Sophie is more of a traditional building that has attracted empty nesters seeking to downsize but maintain a luxurious environment. Giorgetti Houston is a highly styled, branded project with the Italian fine cabinet maker of the same name, and because of its high-minded concept is attracting a diverse clientele of younger buyers and middle-aged buyers with modern tastes.
“We feel like there is a market for people who intentionally want to be in a smaller building,” Stolz says. “There’s certainly a market for people who want to be larger high rises as well. We felt like it would be appealing to a subset of the market. Our sales so far are bearing that out.”
Developing a successful condominium building in Houston, or any major American city, is a tricky proposition. Land is expensive and competition can be fierce. Then there’s having to sell non-existing units, which as many agents know, is no small task.
“I think they’re just about the most challenging thing you can market in the residential real estate spectrum,” Stolz says. “Especially in the beginning, because typically to finance these buildings you have to presell at least fifty percent.

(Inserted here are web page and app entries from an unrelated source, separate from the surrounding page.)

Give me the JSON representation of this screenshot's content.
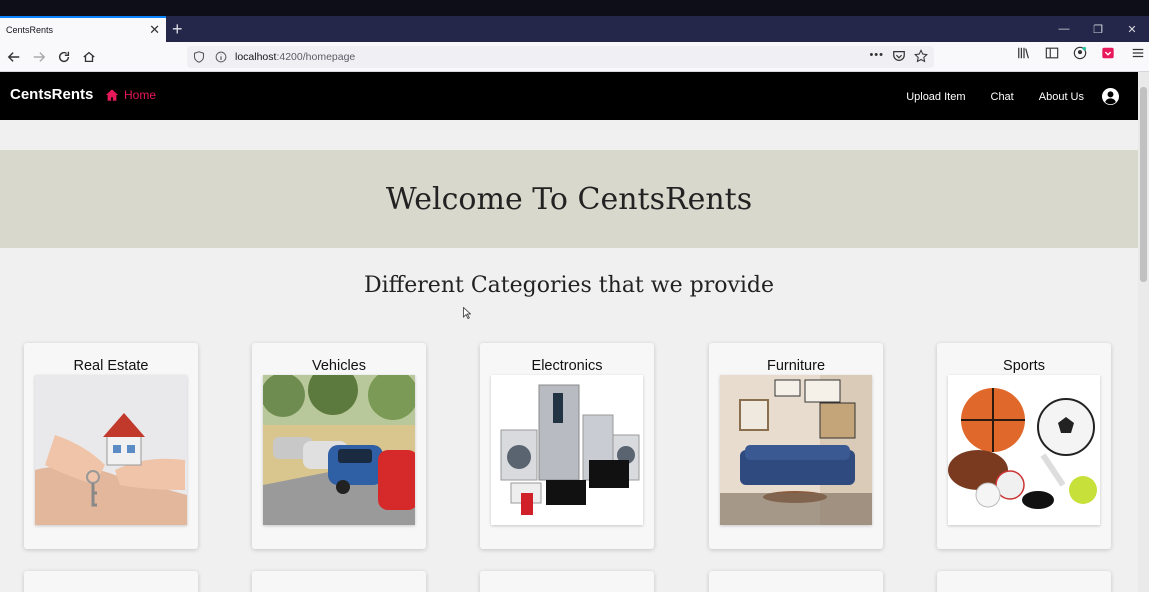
{
  "browser": {
    "tab_title": "CentsRents",
    "url_host": "localhost",
    "url_path": ":4200/homepage"
  },
  "app": {
    "brand": "CentsRents",
    "home_label": "Home",
    "nav": [
      "Upload Item",
      "Chat",
      "About Us"
    ],
    "accent_color": "#e8195a"
  },
  "hero": {
    "title": "Welcome To CentsRents"
  },
  "categories_heading": "Different Categories that we provide",
  "categories": [
    {
      "label": "Real Estate",
      "icon": "house-keys-image"
    },
    {
      "label": "Vehicles",
      "icon": "cars-image"
    },
    {
      "label": "Electronics",
      "icon": "appliances-image"
    },
    {
      "label": "Furniture",
      "icon": "living-room-image"
    },
    {
      "label": "Sports",
      "icon": "sports-balls-image"
    }
  ]
}
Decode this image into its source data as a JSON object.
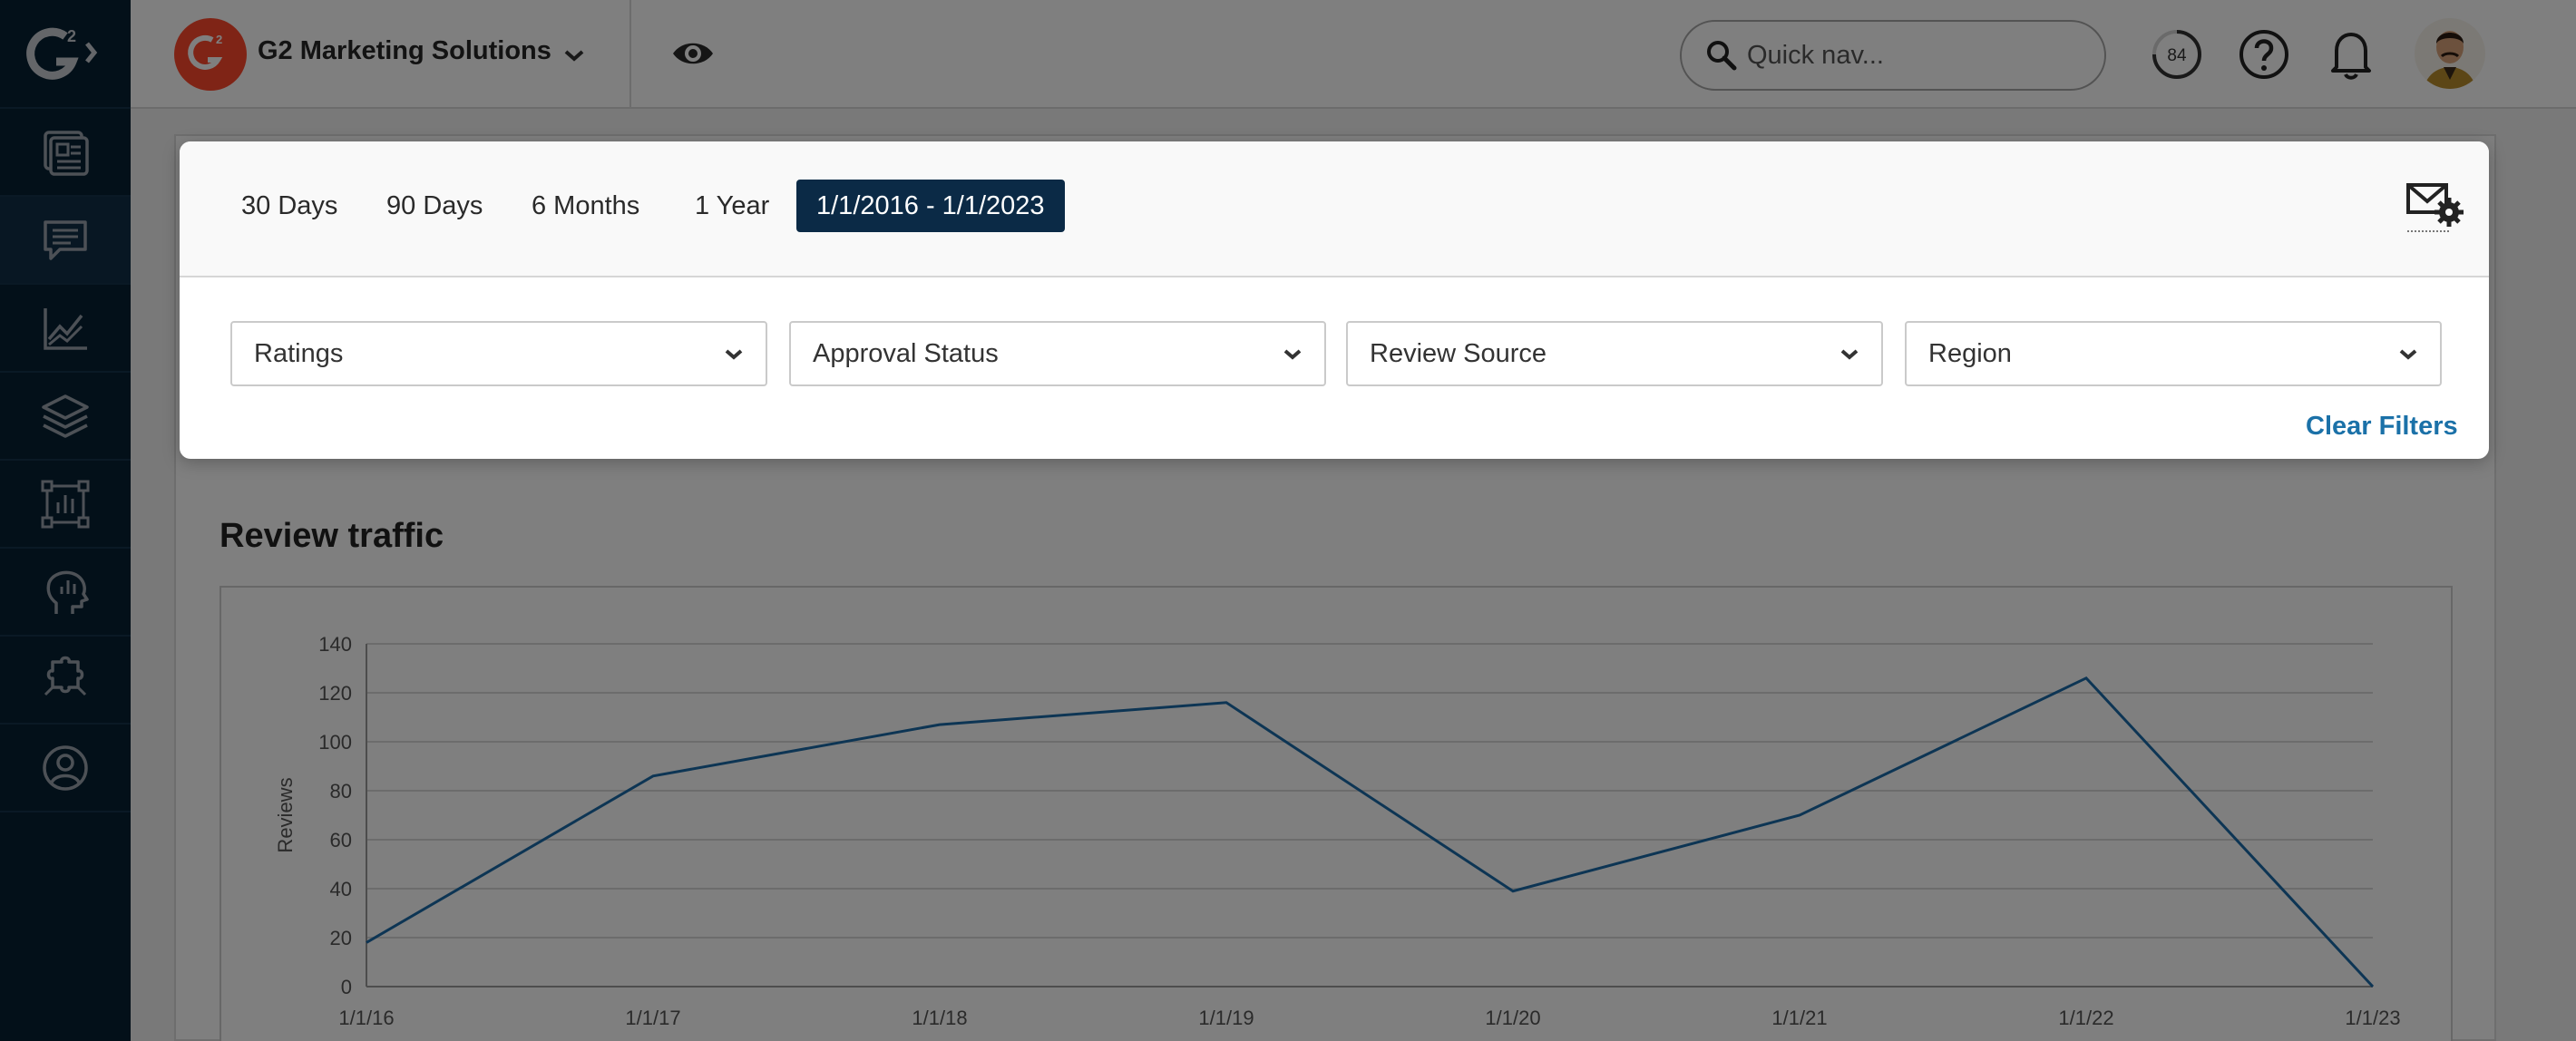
{
  "sidebar": {
    "logo_superscript": "2",
    "items": [
      {
        "icon": "dashboard-icon",
        "active": false
      },
      {
        "icon": "reviews-chat-icon",
        "active": true
      },
      {
        "icon": "analytics-chart-icon",
        "active": false
      },
      {
        "icon": "layers-icon",
        "active": false
      },
      {
        "icon": "report-frame-icon",
        "active": false
      },
      {
        "icon": "buyer-intent-head-icon",
        "active": false
      },
      {
        "icon": "integrations-puzzle-icon",
        "active": false
      },
      {
        "icon": "profile-icon",
        "active": false
      }
    ]
  },
  "header": {
    "org_logo_text": "G",
    "org_logo_superscript": "2",
    "org_name": "G2 Marketing Solutions",
    "search_placeholder": "Quick nav...",
    "badge_count": "84"
  },
  "date_ranges": [
    {
      "label": "30 Days",
      "active": false
    },
    {
      "label": "90 Days",
      "active": false
    },
    {
      "label": "6 Months",
      "active": false
    },
    {
      "label": "1 Year",
      "active": false
    },
    {
      "label": "1/1/2016 - 1/1/2023",
      "active": true
    }
  ],
  "filters": {
    "ratings": "Ratings",
    "approval_status": "Approval Status",
    "review_source": "Review Source",
    "region": "Region",
    "clear_label": "Clear Filters"
  },
  "section": {
    "title": "Review traffic"
  },
  "colors": {
    "sidebar_bg": "#062033",
    "accent": "#0b2a46",
    "link": "#1b71a8",
    "brand_red": "#ff492c",
    "line": "#1a6aa8"
  },
  "chart_data": {
    "type": "line",
    "title": "",
    "xlabel": "",
    "ylabel": "Reviews",
    "ylim": [
      0,
      140
    ],
    "yticks": [
      0,
      20,
      40,
      60,
      80,
      100,
      120,
      140
    ],
    "grid": true,
    "categories": [
      "1/1/16",
      "1/1/17",
      "1/1/18",
      "1/1/19",
      "1/1/20",
      "1/1/21",
      "1/1/22",
      "1/1/23"
    ],
    "values": [
      18,
      86,
      107,
      116,
      39,
      70,
      126,
      0
    ]
  }
}
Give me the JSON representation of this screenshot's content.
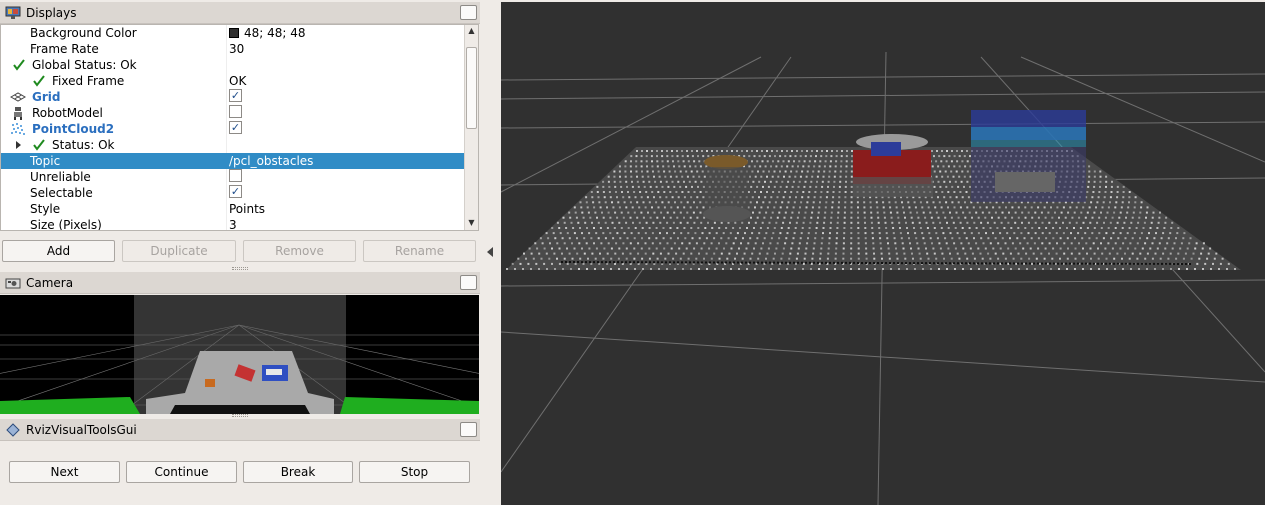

“The proposition to the buyer is, ‘Ok, look. Let me show you these plans,’” Stolz says. “‘You’re going to have to trust me to actually build them. Oh, and by the way you’re not going to get you’re home for two years. And by the way, I need a 10 percent deposit that I’m going to hold until we get this done.’ It puts a tremendous burden on the sales and marketing team to be able to convey that message.”
With stakes that high, having a highly competent sales team and outside broker partnerships is key. Marketing, too, plays a major role in such success.
Marketing for success
A home buyer worth millions isn’t picking their real estate agent from a bus stop ad, nor are they likely to give much thought to a placement on Zillow or other platforms, agents say.
To have yourself of your property stand out, the marketing bus be above and beyond, agents say.
“The luxury market, they demand better marketing,” Cline says. “Print media, social media, it has to be great.”
Like for most properties, Cline also sends out direct mailers for luxury homes. But they aren’t just any piece of direct mail.
“We do a bound book. We have designed it and it is property specific that is sent out directly to buyers. And it’s branded with Wendy Cline Properties,” she says.
Ray says he uses the same photography team for each listing, but that there is extra thought put into marketing luxury homes. For properties that have scenic yards and surrounding areas, he frequently deploys drone photography and video. “It’s usually more extensive photography,” he says.
While the particulars of how to interact, market and meet luxury buyers is different from that of regular buyers, the basics of the process are the same. An agent who is successful at selling modestly priced homes can move into the more exclusive market so long as they have mastered the basics of the industry, are willing to learn and have a hard work ethic.
“I’m a big fan of earning someone’s business,” Cline says. “Respecting people’s time is huge. I try to make sure I’m capitalizing on the right properties and the right information to make sure I’m effectively working for them.”